Felipe and his father, Agustin Gomez, were apprehended by border agents Dec. 18 near the Paso del Norte bridge connecting El Paso to Juarez, Mexico, according to U.S. Customs and Border Protection. The two were detained at the bridge's processing center and then the Border Patrol station in El Paso, until being taken at about 1 a.m. Sunday to a facility in Alamogordo, New Mexico, about 90 miles away.
After an agent noticed Felipe coughing, father and son were taken to an Alamogordo hospital, where Felipe was diagnosed with a common cold and found to have a fever of 103 degrees Fahrenheit, CBP has said.
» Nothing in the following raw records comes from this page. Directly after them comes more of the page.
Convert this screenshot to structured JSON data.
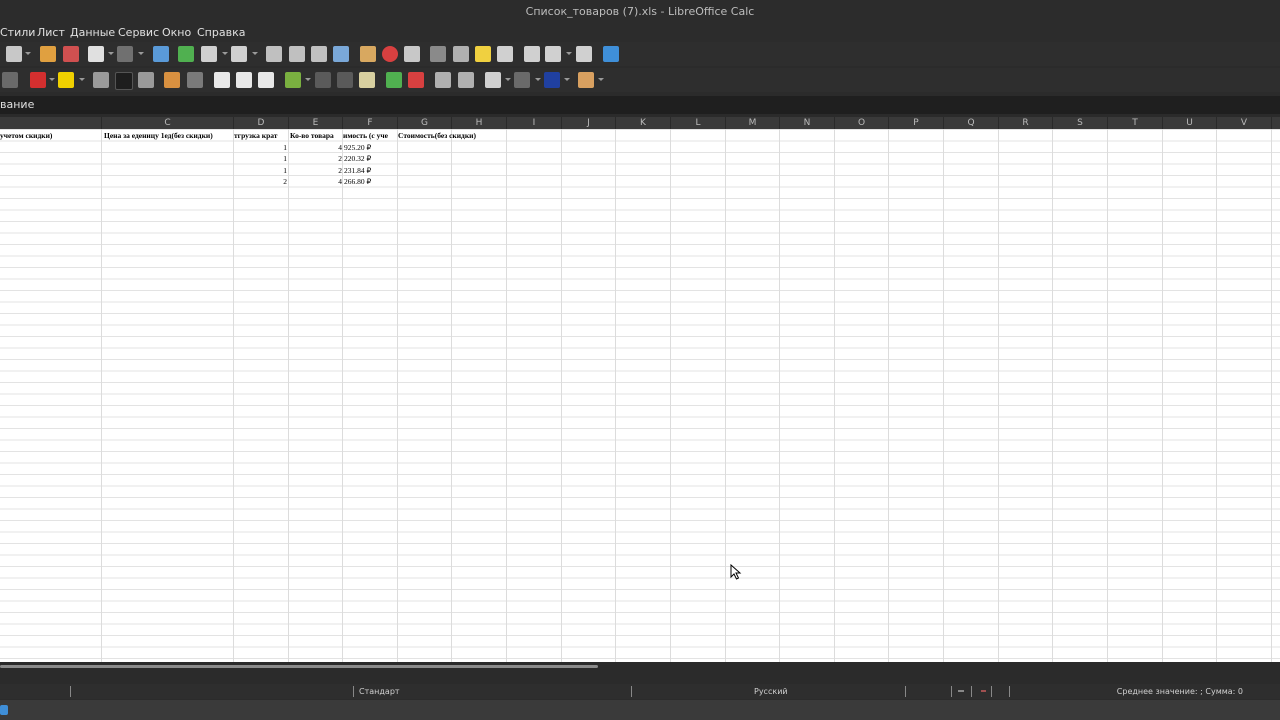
{
  "window": {
    "title": "Список_товаров (7).xls - LibreOffice Calc"
  },
  "menu": {
    "items": [
      "Стили",
      "Лист",
      "Данные",
      "Сервис",
      "Окно",
      "Справка"
    ]
  },
  "formula_bar": {
    "content": "вание"
  },
  "columns": [
    "C",
    "D",
    "E",
    "F",
    "G",
    "H",
    "I",
    "J",
    "K",
    "L",
    "M",
    "N",
    "O",
    "P",
    "Q",
    "R",
    "S",
    "T",
    "U",
    "V"
  ],
  "sheet": {
    "headers": {
      "b": "учетом скидки)",
      "c": "Цена за еденицу 1ед(без скидки)",
      "d": "тгрузка крат",
      "e": "Ко-во товара",
      "f": "имость (с уче",
      "g": "Стоимость(без скидки)"
    },
    "rows": [
      {
        "d": "1",
        "e": "4",
        "f": "925.20 ₽"
      },
      {
        "d": "1",
        "e": "2",
        "f": "220.32 ₽"
      },
      {
        "d": "1",
        "e": "2",
        "f": "231.84 ₽"
      },
      {
        "d": "2",
        "e": "4",
        "f": "266.80 ₽"
      }
    ]
  },
  "status": {
    "page_style": "Стандарт",
    "language": "Русский",
    "summary": "Среднее значение: ; Сумма: 0"
  },
  "colors": {
    "accent_red": "#d32f2f",
    "accent_yellow": "#f0d000",
    "accent_blue": "#3f8fd8"
  }
}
Felipe was held for observation for 90 minutes, according to CBP, before being released with prescriptions for amoxicillin and ibuprofen.
But the boy fell sick hours later on Monday and was re-admitted to the hospital. He died just before midnight.
New Mexico authorities said late Thursday that an autopsy showed Felipe had the flu, but more tests need to be done before a cause of death can be determined.
The government of El Salvador is pushing back against Trump's assertion it doesn't do enough to stem migration north to the United States. The Central American nation says it has made strides in economic and social improvements to try to tamp down the root causes of the phenomenon.
A statement released Saturday said that the Salvadoran government has pushed a media campaign urging its citizens not to risk their lives making the dangerous journey, and especially not to expose children. It says migration from the country has fallen significantly this year.
Trump threatened via Twitter the previous day to cut off aid to El Salvador, Guatemala and Honduras in Central America's so-called Northern Triangle region. He has made similar threats in the past without following through.